[Page and application data records]
_____
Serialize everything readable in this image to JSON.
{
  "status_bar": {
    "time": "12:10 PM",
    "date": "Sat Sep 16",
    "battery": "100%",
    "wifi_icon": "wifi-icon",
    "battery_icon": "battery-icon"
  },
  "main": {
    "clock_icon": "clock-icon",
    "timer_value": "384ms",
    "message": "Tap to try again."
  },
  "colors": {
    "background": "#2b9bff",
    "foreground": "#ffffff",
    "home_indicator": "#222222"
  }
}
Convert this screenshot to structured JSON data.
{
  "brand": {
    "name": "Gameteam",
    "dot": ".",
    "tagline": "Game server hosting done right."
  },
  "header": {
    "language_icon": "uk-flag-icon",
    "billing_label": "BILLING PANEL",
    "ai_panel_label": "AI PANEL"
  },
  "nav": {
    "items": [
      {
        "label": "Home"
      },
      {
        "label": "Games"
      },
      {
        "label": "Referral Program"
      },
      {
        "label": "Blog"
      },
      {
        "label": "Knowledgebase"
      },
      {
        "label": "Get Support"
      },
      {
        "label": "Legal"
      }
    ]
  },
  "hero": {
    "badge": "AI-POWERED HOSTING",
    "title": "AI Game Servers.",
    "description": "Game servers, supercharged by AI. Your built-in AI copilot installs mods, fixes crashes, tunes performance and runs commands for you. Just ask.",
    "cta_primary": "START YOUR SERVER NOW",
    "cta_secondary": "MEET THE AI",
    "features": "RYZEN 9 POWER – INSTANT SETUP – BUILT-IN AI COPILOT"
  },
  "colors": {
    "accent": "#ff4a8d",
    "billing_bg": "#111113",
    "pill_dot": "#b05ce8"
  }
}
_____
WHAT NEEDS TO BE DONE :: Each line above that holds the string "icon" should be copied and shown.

ANSWER AREA ::
    "wifi_icon": "wifi-icon",
    "battery_icon": "battery-icon"
    "clock_icon": "clock-icon",
    "language_icon": "uk-flag-icon",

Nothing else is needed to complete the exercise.